**WHAT TO WORK ON:** Output every record again so that it matches the original word for word.

**DATA FOR ANALYSIS:**

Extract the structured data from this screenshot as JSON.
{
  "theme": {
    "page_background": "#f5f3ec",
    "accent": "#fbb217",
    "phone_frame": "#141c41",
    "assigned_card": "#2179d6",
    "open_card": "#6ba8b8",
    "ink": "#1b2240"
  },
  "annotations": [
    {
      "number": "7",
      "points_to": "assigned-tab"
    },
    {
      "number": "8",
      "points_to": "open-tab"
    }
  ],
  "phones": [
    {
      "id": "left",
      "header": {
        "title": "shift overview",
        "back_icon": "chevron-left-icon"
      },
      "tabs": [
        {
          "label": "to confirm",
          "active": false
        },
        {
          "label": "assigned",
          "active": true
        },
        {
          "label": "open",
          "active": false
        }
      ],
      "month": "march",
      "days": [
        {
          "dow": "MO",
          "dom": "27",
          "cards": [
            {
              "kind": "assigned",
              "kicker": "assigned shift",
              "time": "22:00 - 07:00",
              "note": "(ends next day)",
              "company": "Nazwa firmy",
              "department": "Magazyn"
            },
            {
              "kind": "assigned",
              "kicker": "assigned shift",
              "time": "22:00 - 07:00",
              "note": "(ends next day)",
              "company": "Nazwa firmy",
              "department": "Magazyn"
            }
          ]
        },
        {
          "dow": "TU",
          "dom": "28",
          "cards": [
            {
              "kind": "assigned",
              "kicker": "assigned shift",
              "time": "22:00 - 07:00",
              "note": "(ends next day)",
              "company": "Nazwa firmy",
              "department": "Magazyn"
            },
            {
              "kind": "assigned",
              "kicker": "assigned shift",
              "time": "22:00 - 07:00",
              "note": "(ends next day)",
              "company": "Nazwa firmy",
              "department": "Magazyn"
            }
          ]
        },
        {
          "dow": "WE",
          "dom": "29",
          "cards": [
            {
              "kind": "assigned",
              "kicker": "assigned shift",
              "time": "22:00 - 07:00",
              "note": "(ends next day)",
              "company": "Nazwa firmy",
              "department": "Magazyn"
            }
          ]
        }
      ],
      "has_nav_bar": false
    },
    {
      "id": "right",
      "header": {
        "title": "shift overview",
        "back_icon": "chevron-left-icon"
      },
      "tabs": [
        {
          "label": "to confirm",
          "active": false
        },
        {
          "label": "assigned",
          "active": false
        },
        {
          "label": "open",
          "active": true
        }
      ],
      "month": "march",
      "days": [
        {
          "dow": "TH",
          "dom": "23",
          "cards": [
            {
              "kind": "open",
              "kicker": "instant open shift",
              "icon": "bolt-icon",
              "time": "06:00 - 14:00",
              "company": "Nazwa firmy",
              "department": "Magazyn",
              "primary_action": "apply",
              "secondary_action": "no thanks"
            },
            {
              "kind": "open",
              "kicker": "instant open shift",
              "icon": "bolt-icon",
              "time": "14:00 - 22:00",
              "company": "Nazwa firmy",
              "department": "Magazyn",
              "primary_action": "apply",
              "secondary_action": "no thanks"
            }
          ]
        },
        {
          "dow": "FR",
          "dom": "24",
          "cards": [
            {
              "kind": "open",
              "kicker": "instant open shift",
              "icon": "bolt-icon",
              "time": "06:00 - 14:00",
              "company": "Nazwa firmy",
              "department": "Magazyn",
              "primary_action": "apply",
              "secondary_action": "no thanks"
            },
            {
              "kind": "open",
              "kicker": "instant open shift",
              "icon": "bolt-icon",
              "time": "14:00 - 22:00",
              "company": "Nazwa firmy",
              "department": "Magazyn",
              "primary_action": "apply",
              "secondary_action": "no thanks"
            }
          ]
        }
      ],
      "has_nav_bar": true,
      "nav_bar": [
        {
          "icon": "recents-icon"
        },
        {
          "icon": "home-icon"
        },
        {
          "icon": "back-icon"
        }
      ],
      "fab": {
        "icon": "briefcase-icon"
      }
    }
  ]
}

**WRITTEN ANSWER:**
Extract the structured data from this screenshot as JSON.
{
  "theme": {
    "page_background": "#f5f3ec",
    "accent": "#fbb217",
    "phone_frame": "#141c41",
    "assigned_card": "#2179d6",
    "open_card": "#6ba8b8",
    "ink": "#1b2240"
  },
  "annotations": [
    {
      "number": "7",
      "points_to": "assigned-tab"
    },
    {
      "number": "8",
      "points_to": "open-tab"
    }
  ],
  "phones": [
    {
      "id": "left",
      "header": {
        "title": "shift overview",
        "back_icon": "chevron-left-icon"
      },
      "tabs": [
        {
          "label": "to confirm",
          "active": false
        },
        {
          "label": "assigned",
          "active": true
        },
        {
          "label": "open",
          "active": false
        }
      ],
      "month": "march",
      "days": [
        {
          "dow": "MO",
          "dom": "27",
          "cards": [
            {
              "kind": "assigned",
              "kicker": "assigned shift",
              "time": "22:00 - 07:00",
              "note": "(ends next day)",
              "company": "Nazwa firmy",
              "department": "Magazyn"
            },
            {
              "kind": "assigned",
              "kicker": "assigned shift",
              "time": "22:00 - 07:00",
              "note": "(ends next day)",
              "company": "Nazwa firmy",
              "department": "Magazyn"
            }
          ]
        },
        {
          "dow": "TU",
          "dom": "28",
          "cards": [
            {
              "kind": "assigned",
              "kicker": "assigned shift",
              "time": "22:00 - 07:00",
              "note": "(ends next day)",
              "company": "Nazwa firmy",
              "department": "Magazyn"
            },
            {
              "kind": "assigned",
              "kicker": "assigned shift",
              "time": "22:00 - 07:00",
              "note": "(ends next day)",
              "company": "Nazwa firmy",
              "department": "Magazyn"
            }
          ]
        },
        {
          "dow": "WE",
          "dom": "29",
          "cards": [
            {
              "kind": "assigned",
              "kicker": "assigned shift",
              "time": "22:00 - 07:00",
              "note": "(ends next day)",
              "company": "Nazwa firmy",
              "department": "Magazyn"
            }
          ]
        }
      ],
      "has_nav_bar": false
    },
    {
      "id": "right",
      "header": {
        "title": "shift overview",
        "back_icon": "chevron-left-icon"
      },
      "tabs": [
        {
          "label": "to confirm",
          "active": false
        },
        {
          "label": "assigned",
          "active": false
        },
        {
          "label": "open",
          "active": true
        }
      ],
      "month": "march",
      "days": [
        {
          "dow": "TH",
          "dom": "23",
          "cards": [
            {
              "kind": "open",
              "kicker": "instant open shift",
              "icon": "bolt-icon",
              "time": "06:00 - 14:00",
              "company": "Nazwa firmy",
              "department": "Magazyn",
              "primary_action": "apply",
              "secondary_action": "no thanks"
            },
            {
              "kind": "open",
              "kicker": "instant open shift",
              "icon": "bolt-icon",
              "time": "14:00 - 22:00",
              "company": "Nazwa firmy",
              "department": "Magazyn",
              "primary_action": "apply",
              "secondary_action": "no thanks"
            }
          ]
        },
        {
          "dow": "FR",
          "dom": "24",
          "cards": [
            {
              "kind": "open",
              "kicker": "instant open shift",
              "icon": "bolt-icon",
              "time": "06:00 - 14:00",
              "company": "Nazwa firmy",
              "department": "Magazyn",
              "primary_action": "apply",
              "secondary_action": "no thanks"
            },
            {
              "kind": "open",
              "kicker": "instant open shift",
              "icon": "bolt-icon",
              "time": "14:00 - 22:00",
              "company": "Nazwa firmy",
              "department": "Magazyn",
              "primary_action": "apply",
              "secondary_action": "no thanks"
            }
          ]
        }
      ],
      "has_nav_bar": true,
      "nav_bar": [
        {
          "icon": "recents-icon"
        },
        {
          "icon": "home-icon"
        },
        {
          "icon": "back-icon"
        }
      ],
      "fab": {
        "icon": "briefcase-icon"
      }
    }
  ]
}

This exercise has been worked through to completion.